There will probably be a muted atmosphere at St Mary’s on Sunday as relegated Southampton take on a Liverpool side who have seen Champions League qualification slip away. Saints are at least showing signs of planning early for next season, with the well-regarded Russell Martin set to take over as manager. How much of the current squad he will get to work with is harder to gauge, and this could well be James Ward-Prowse’s final appearance in a Southampton shirt after 342 Premier League appearances and 48 – frequently stunning – goals for the club. The midfielder offered little clarity about his future this week, with Spurs and West Ham among his possible suitors. Liverpool too will be saying goodbye to a clutch of stalwarts but are well placed to at least end a season of underachievement on a high, having lost only to Manchester City in the past 11 weeks. Tom Davies
8) Xhaka departs with reputation restored
If anybody had told Granit Xhaka on 27 October 2019 that he would one day be given a hero’s send-off from the Emirates, he would have needed a good sense of humour. Back then his spell at the club appeared to have passed the point of no return amid ugly scenes when he was substituted against Crystal Palace, but the picture on Sunday will be immeasurably different. Xhaka is likely to join Bayer Leverkusen soon and will almost certainly play his final game for Arsenal when they host Wolves. Now that everyone has had a couple of weeks to reconcile themselves with second place, the atmosphere ought to be celebratory. Mikel Arteta’s side have, regardless of their recent form, had a superb season. It is to Xhaka’s immense credit that he has played a key part but, at 30 and with Arteta needing to reduce his midfield’s age, it feels a good time to leave on a high. Xhaka will not be around for the next stage of Arsenal’s journey but his contribution has been significant and the ovation on Sunday will be heartfelt. Nick Ames
9) A merciful end to season for Chelsea
Having been playing with the air of men hoping to put this season behind them as quickly as possible for almost two months now, Chelsea will finally get their wish on Sunday but may have to endure further embarrassment before the curtain comes down on a calamitous campaign. Like a speedboat given away at the end of Bullseye, Newcastle will roar into Stamford Bridge looking the sleek embodiment of what Chelsea could have won if their new owners had operated a recruitment policy even half as shrewd as their more wealthy but comparatively spendthrift counterparts at St James’ Park. Whatever dutiful, disingenuous nonsense Frank Lampard and Eddie Howe might come out with in their pre-match press conferences, the result of this game doesn’t matter. For all that, one last humbling on their own patch to round off this bin fire of a season would, for neutrals if not Lampard, be undeniably funny. BG
10) Palace fans say goodbye, but to who?
Selhurst Park will be the scene of some fond farewells following Crystal Palace’s match against Nottingham Forest, but exactly how many remains a mystery.

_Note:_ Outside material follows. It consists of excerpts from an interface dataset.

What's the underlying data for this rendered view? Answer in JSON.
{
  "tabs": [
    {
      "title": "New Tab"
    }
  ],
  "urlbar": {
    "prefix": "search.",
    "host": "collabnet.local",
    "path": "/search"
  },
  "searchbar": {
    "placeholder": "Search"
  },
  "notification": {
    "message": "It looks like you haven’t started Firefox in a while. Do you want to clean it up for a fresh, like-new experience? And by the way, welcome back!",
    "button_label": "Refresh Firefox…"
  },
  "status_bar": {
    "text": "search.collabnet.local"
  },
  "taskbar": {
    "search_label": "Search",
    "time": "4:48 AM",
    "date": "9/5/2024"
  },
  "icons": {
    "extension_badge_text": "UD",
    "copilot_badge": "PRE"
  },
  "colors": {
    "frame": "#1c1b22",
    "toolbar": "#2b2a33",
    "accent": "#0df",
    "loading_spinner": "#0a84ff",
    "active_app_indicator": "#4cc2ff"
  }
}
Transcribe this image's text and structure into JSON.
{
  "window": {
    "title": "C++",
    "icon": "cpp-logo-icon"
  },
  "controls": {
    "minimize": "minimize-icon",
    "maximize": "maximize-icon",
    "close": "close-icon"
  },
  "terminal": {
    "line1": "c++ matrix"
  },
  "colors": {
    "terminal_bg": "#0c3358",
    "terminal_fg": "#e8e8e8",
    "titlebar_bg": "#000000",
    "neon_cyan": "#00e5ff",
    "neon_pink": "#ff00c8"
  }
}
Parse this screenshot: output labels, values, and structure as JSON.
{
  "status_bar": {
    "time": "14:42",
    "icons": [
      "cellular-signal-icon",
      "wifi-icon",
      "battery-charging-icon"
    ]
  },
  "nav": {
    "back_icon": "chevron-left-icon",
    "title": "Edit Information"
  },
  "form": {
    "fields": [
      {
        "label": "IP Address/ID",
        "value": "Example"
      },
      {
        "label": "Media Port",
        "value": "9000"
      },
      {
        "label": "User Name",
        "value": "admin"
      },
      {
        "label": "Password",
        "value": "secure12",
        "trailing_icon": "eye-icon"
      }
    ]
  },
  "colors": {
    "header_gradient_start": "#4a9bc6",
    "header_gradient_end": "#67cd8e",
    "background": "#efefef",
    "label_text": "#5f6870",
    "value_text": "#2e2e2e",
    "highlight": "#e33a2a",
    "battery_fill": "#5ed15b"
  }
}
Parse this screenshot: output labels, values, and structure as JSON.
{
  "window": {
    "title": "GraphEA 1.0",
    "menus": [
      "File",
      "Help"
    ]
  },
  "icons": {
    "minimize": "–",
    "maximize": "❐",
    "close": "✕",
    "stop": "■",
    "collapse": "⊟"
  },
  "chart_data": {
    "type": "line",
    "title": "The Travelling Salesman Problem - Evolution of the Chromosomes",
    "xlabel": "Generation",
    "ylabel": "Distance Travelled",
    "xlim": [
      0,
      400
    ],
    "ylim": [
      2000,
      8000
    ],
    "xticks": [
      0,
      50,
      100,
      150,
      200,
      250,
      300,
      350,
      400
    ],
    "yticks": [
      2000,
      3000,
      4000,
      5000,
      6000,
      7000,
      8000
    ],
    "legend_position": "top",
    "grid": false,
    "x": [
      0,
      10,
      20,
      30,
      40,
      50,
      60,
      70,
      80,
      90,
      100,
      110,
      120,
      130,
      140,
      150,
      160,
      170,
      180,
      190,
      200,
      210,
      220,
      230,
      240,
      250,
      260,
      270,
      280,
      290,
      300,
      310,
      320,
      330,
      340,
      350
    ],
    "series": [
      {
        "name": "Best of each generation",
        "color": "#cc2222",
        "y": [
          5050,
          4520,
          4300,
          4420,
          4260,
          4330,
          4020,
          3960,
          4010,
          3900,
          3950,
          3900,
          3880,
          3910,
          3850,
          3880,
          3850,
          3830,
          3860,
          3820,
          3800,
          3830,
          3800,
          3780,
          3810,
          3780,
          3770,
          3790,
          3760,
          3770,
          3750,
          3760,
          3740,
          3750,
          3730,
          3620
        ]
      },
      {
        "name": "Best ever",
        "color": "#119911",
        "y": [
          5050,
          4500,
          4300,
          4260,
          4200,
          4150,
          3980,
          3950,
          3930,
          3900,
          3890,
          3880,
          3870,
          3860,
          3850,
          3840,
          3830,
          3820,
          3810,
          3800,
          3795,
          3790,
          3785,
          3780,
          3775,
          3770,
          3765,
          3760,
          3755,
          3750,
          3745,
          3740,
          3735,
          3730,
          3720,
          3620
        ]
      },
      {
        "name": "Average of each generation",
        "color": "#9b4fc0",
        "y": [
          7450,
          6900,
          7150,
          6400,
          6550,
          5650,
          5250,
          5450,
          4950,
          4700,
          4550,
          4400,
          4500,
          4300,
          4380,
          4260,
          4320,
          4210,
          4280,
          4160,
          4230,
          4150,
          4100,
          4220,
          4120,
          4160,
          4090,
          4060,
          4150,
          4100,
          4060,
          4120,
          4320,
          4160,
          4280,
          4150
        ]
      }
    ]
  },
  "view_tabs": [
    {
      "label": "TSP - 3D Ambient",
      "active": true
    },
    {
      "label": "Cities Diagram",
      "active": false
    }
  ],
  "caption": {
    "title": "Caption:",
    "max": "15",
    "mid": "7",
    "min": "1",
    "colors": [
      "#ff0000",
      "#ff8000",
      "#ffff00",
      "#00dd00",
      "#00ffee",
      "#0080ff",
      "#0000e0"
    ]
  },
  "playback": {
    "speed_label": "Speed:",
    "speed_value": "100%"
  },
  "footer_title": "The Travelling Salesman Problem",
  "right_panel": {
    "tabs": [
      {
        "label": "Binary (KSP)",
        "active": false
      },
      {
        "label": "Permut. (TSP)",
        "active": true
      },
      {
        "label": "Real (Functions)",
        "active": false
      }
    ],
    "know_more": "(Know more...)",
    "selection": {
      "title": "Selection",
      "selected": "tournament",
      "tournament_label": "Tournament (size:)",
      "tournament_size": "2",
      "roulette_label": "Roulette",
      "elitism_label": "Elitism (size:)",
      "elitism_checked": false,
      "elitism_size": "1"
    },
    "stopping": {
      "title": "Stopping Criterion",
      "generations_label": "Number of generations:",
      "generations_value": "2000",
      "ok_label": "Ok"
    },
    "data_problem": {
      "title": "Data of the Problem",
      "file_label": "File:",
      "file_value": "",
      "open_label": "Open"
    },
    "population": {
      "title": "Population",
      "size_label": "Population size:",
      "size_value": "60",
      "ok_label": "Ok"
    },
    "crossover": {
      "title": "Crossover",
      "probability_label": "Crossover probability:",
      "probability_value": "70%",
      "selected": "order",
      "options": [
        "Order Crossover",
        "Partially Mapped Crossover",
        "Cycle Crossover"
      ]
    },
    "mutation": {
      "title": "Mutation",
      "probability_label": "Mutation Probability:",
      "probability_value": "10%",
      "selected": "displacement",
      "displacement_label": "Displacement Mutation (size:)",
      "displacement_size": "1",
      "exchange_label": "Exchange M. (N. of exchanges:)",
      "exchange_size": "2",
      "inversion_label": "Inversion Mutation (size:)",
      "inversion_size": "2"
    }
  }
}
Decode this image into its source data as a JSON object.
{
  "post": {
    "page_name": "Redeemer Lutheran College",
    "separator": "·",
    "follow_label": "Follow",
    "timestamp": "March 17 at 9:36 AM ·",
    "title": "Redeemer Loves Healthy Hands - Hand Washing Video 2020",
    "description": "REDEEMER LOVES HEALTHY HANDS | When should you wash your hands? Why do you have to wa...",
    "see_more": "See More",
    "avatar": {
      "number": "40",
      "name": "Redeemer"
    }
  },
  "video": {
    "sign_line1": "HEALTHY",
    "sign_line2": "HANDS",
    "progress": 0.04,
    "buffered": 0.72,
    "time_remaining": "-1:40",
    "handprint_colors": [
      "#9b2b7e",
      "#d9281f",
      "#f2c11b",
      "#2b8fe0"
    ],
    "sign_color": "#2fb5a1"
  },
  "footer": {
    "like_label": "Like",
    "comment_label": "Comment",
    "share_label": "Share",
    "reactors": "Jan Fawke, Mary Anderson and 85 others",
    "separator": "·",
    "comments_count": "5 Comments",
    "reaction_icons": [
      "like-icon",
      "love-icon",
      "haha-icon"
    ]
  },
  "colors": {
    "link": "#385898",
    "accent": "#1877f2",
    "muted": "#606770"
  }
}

Having devoted the thick end of 50 years’ service between them to the south London club, Wilfried Zaha, Luka Milivojevic, Joel Ward, Nathaniel Clyne, James Tomkins and James McArthur are all approaching the end of their contracts, but only Milivojevic and McArthur have confirmed their departures. Marc Guéhi is also likely to be sold, with Tottenham and other, more elite clubs interested. The future of Roy Hodgson also remains up in the air, although the 74-year-old may be asked to extend his latest stint at the club for another year. Few know what the near future holds for Palace but it looks considerably brighter than when Patrick Vieira was bid adieu. BG
Crystal Palace v Nottingham Forest